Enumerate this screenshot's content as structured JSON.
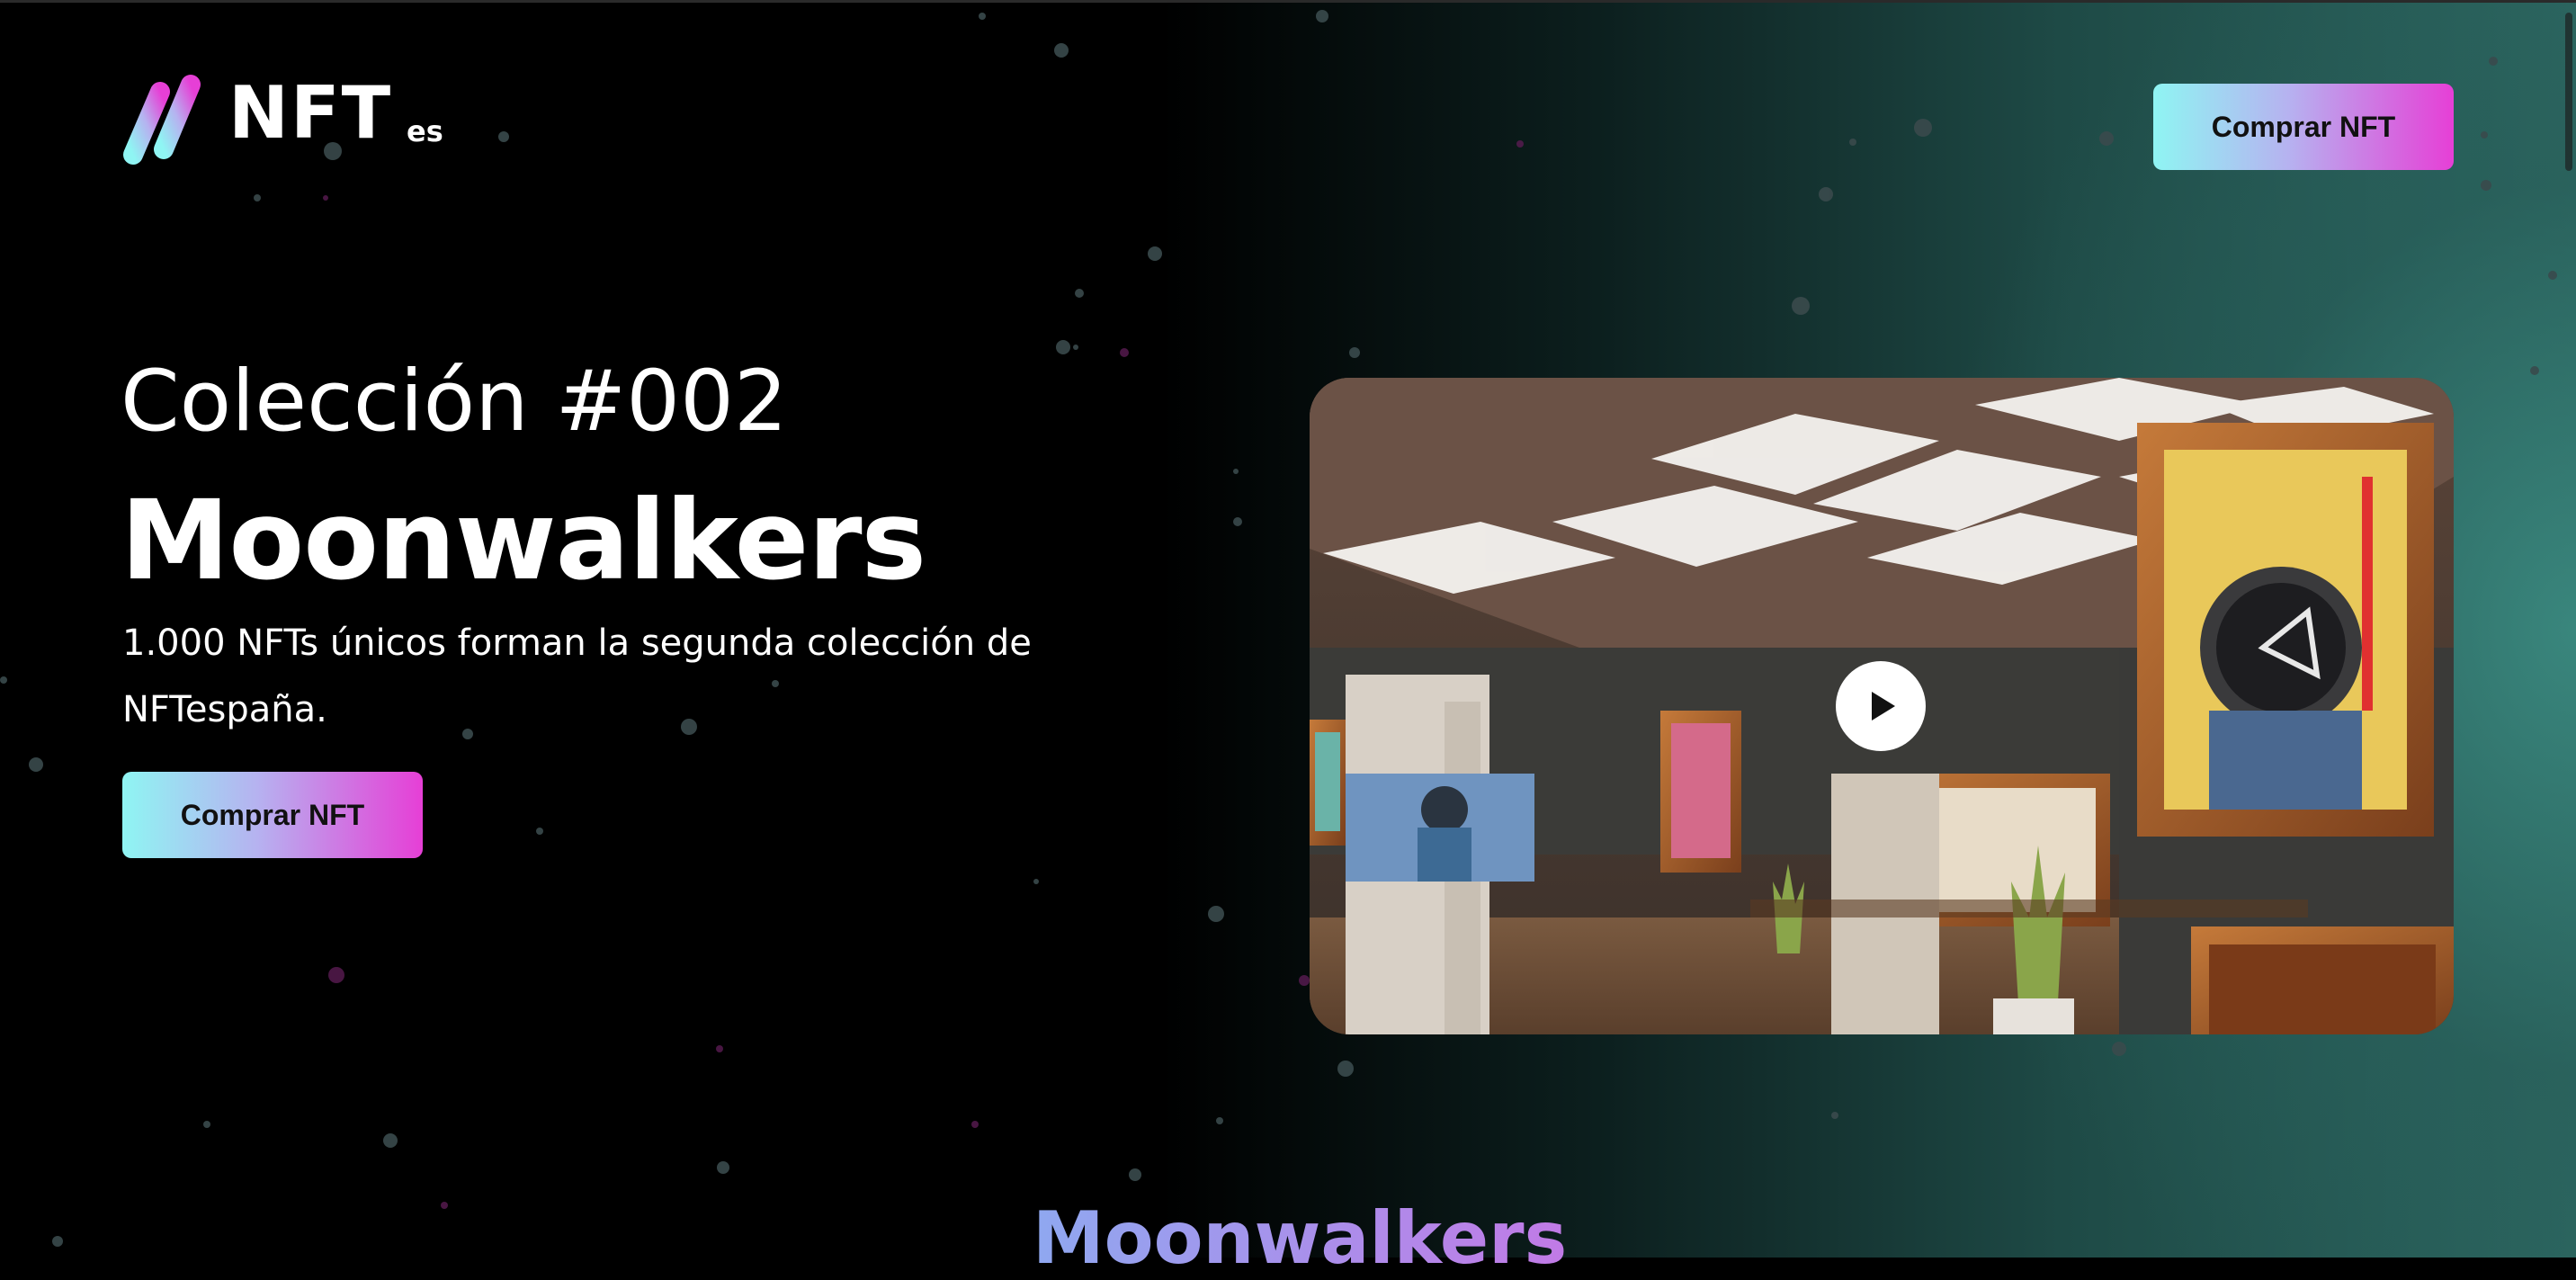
{
  "header": {
    "logo": {
      "brand": "NFT",
      "suffix": "es",
      "colors": [
        "#8ff5f3",
        "#b6b2f0",
        "#e63fd6"
      ]
    },
    "cta_label": "Comprar NFT"
  },
  "hero": {
    "subtitle": "Colección #002",
    "title": "Moonwalkers",
    "description": "1.000 NFTs únicos forman la segunda colección de NFTespaña.",
    "cta_label": "Comprar NFT",
    "video": {
      "thumbnail": "virtual gallery with framed astronaut artwork",
      "play_icon": "play-icon"
    }
  },
  "section": {
    "title": "Moonwalkers"
  },
  "theme": {
    "background": "#000000",
    "accent_teal": "#2c6660",
    "button_gradient_start": "#8ff5f3",
    "button_gradient_end": "#e63fd6"
  }
}
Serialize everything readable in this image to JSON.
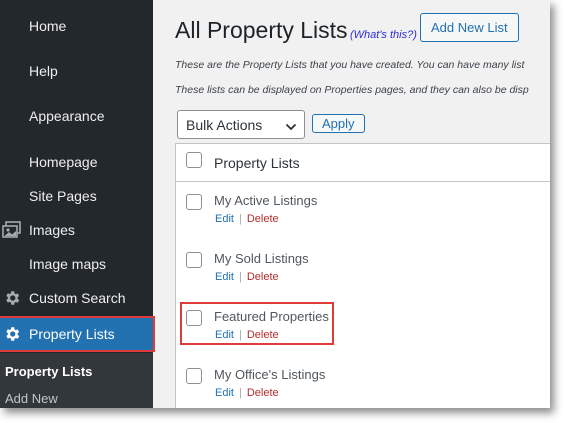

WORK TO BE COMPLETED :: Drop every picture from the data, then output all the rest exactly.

ANSWER TO THE EXERCISE ::
Enumerate this screenshot's content as structured JSON.
{
  "header": {
    "logo": {
      "brand": "NFT",
      "suffix": "es",
      "colors": [
        "#8ff5f3",
        "#b6b2f0",
        "#e63fd6"
      ]
    },
    "cta_label": "Comprar NFT"
  },
  "hero": {
    "subtitle": "Colección #002",
    "title": "Moonwalkers",
    "description": "1.000 NFTs únicos forman la segunda colección de NFTespaña.",
    "cta_label": "Comprar NFT",
    "video": {
      "thumbnail": "virtual gallery with framed astronaut artwork",
      "play_icon": "play-icon"
    }
  },
  "section": {
    "title": "Moonwalkers"
  },
  "theme": {
    "background": "#000000",
    "accent_teal": "#2c6660",
    "button_gradient_start": "#8ff5f3",
    "button_gradient_end": "#e63fd6"
  }
}
Serialize everything readable in this image to JSON.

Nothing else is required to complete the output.